After the critical castration of ‘The Book of Henry’ and a Star Wars venture that crashed before take-off, director Colin Trevorrow has retreated to somewhat safer territory: directing the finale to a trilogy he’d kicked off with Jurassic World.
2015’s Jurassic World was an enjoyable crowd-pleaser that took a gargantuan bite out of the box office. It did, however, pale in the looming shadow of Spielberg’s 1993 masterpiece. This time, Trevorrow rather unadvisedly drives his reboot even deeper into that shade by throwing the original’s three leads (Sam Neil, Laura Dern, and Jeff Goldblum) into the mix, along with reboot regulars Chris Pratt and Bryce Dallas Howard.
“The inclusion of the old guard trio is one of the movie’s bigger flaws”
The inclusion of this old guard trio is one of the bigger flaws of the movie. The freshly Oscar-minted Dern comes ready to play, slipping back into her Sattler-patter with ease. Neil, however, seems faintly embarrassed to be stuffed back into Dr Grant’s hat, while Goldblum has morphed into a self-parody: an animatronic version of Ian Malcolm with its ‘bumbling-quirk’ dial turned way up.
Pratt and Howard fit in a lot more comfortably and do their best with the hokey dialogue. Campbell Scott has a blast as the baddie, essentially playing him as Tim Cook. Unfortunately, it’s teen actress Isabella Sermon who fares the worst. Her character Masie is an eye-rolling plank of wood, a MacGuffin for our heroes to chase around the world.
“For local audiences, the sequence set in Malta will be an absolute treat”
The globe-trotting escapades give the franchise a much-needed new coat of paint. Now that the park is kaput, the dinosaurs roam the earth, allowing for an entertaining variety of set pieces.
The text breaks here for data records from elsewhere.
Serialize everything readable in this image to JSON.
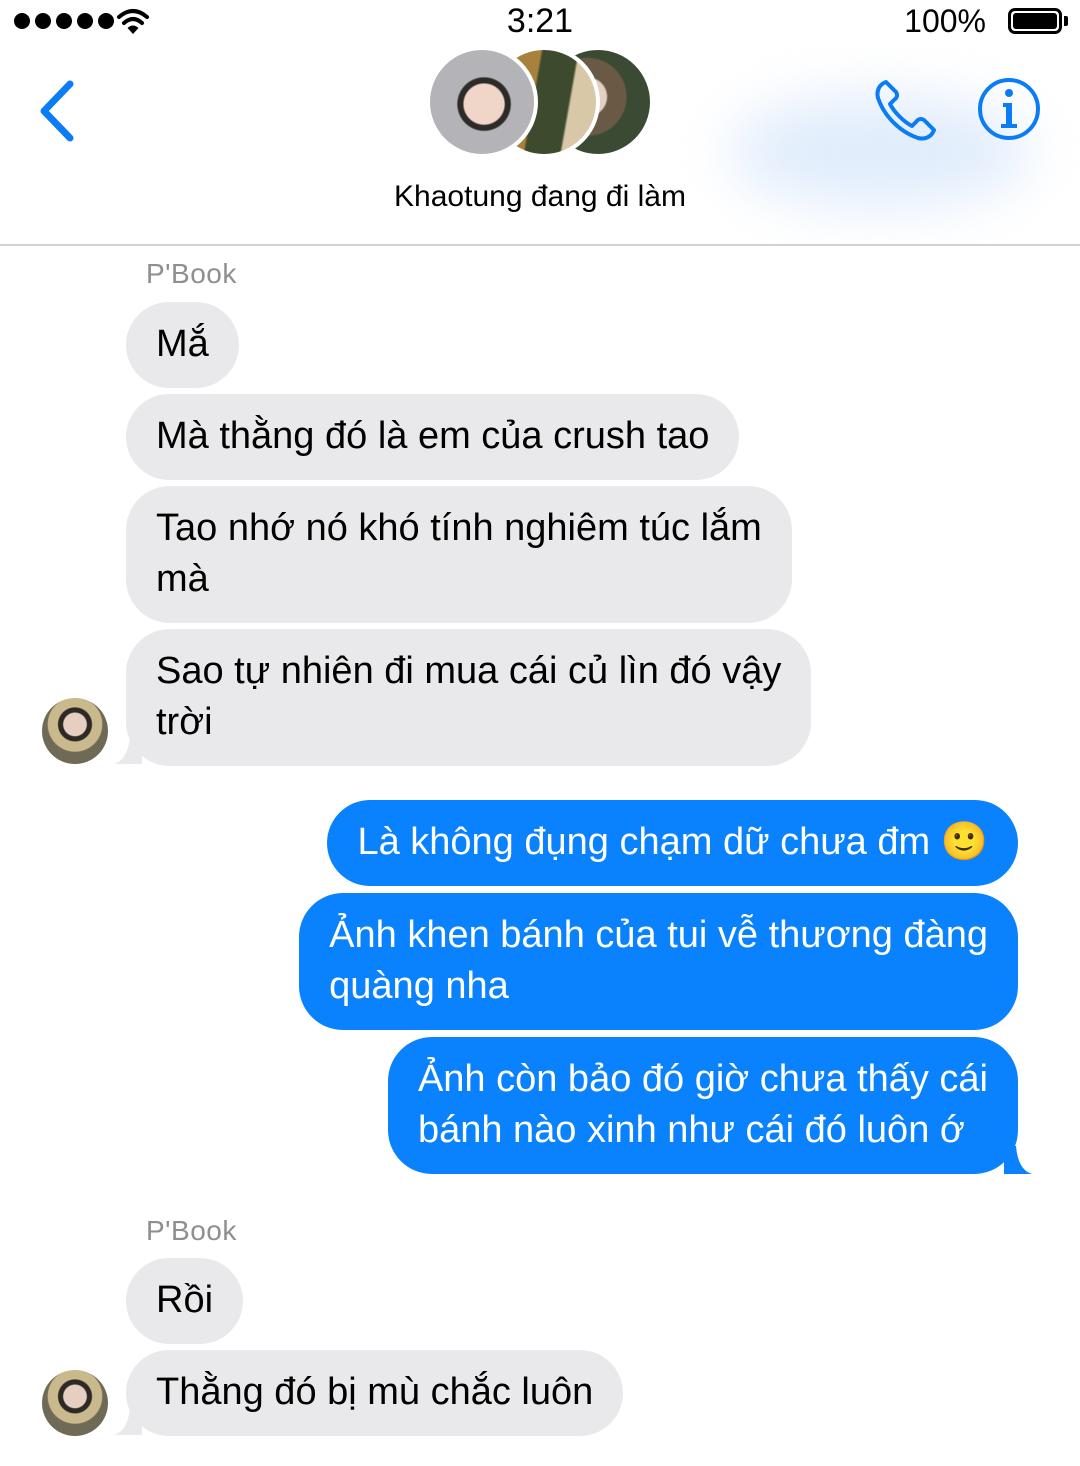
{
  "status_bar": {
    "time": "3:21",
    "battery_percent": "100%",
    "signal_bars": 5
  },
  "header": {
    "title": "Khaotung đang đi làm",
    "back_icon": "chevron-left-icon",
    "call_icon": "phone-icon",
    "info_icon": "info-icon",
    "accent_color": "#0a7cf5"
  },
  "colors": {
    "incoming_bubble": "#e9e9eb",
    "outgoing_bubble": "#0a82fd",
    "sender_name": "#8e8e93"
  },
  "messages": [
    {
      "sender": "P'Book",
      "direction": "incoming",
      "text": "Mắ"
    },
    {
      "direction": "incoming",
      "text": "Mà thằng đó là em của crush tao"
    },
    {
      "direction": "incoming",
      "text": "Tao nhớ nó khó tính nghiêm túc lắm\nmà"
    },
    {
      "direction": "incoming",
      "text": "Sao tự nhiên đi mua cái củ lìn đó vậy\ntrời"
    },
    {
      "direction": "outgoing",
      "text": "Là không đụng chạm dữ chưa đm 🙂"
    },
    {
      "direction": "outgoing",
      "text": "Ảnh khen bánh của tui vễ thương đàng\nquàng nha"
    },
    {
      "direction": "outgoing",
      "text": "Ảnh còn bảo đó giờ chưa thấy cái\nbánh nào xinh như cái đó luôn ớ"
    },
    {
      "sender": "P'Book",
      "direction": "incoming",
      "text": "Rồi"
    },
    {
      "direction": "incoming",
      "text": "Thằng đó bị mù chắc luôn"
    }
  ]
}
For local audiences, the sequence set in Malta will be an absolute treat.
Our island is depicted as a Mos Eisley-esque hive of scum and villainy (fair enough), where black-market traders push their luck with toothy cargo. The resulting breakout is tremendous fun: it would take a hard-hearted cynic not to feel like a child at the sight of raptors rampaging in Valletta.
“…you’ll find more convincing CGI in the Attenborough docuseries ‘Prehistoric Planet'”
The fast-paced narrative has a theme-park charm to it: we’re strapped in, lurched from one place to another, and have hungry carnivores shoved in our face at regular intervals. Trevorrow has also taken a leaf out of Peter Jackson’s cookbook by adding a generous helping of creepy-crawlies to the dinosaur medley. These oversized bugs are delightfully disgusting. The actual dinos, though, are a little more mixed; you’ll find more convincing CGI in the Attenborough docuseries ‘Prehistoric Planet’.
Despite its whopping budget, this has all the low-brow appeal of a B-Movie, from its ham-fisted screenplay to its sets (the lab of evil-corp Biosyn wouldn’t look out of place in ‘Austin Powers’). There’s none of the smarts or suspense of Spielberg’s original, but for those seeking a Universal Studios-style thrill ride, this certainly delivers bang for your buck. It’s a bronto-sized bag of popcorn entertainment, with butter on top.
A fun, if forgettable, amusement park ride. It may not hold a candle to Spielberg’s original, but this is a decent conclusion to Trevorrow’s Jurassic World trilogy. If you’re in the mood for big things with sharp teeth, hop on board.
Bruce Micallef Eynaud is the creative director at VSQUARED and is also a filmmaker, working mainly in commercials and short films. He’s also a movie geek with an MA in Film Studies. His favourite filmmakers are Steven Spielberg, Paul Thomas Anderson and Richard Linklater.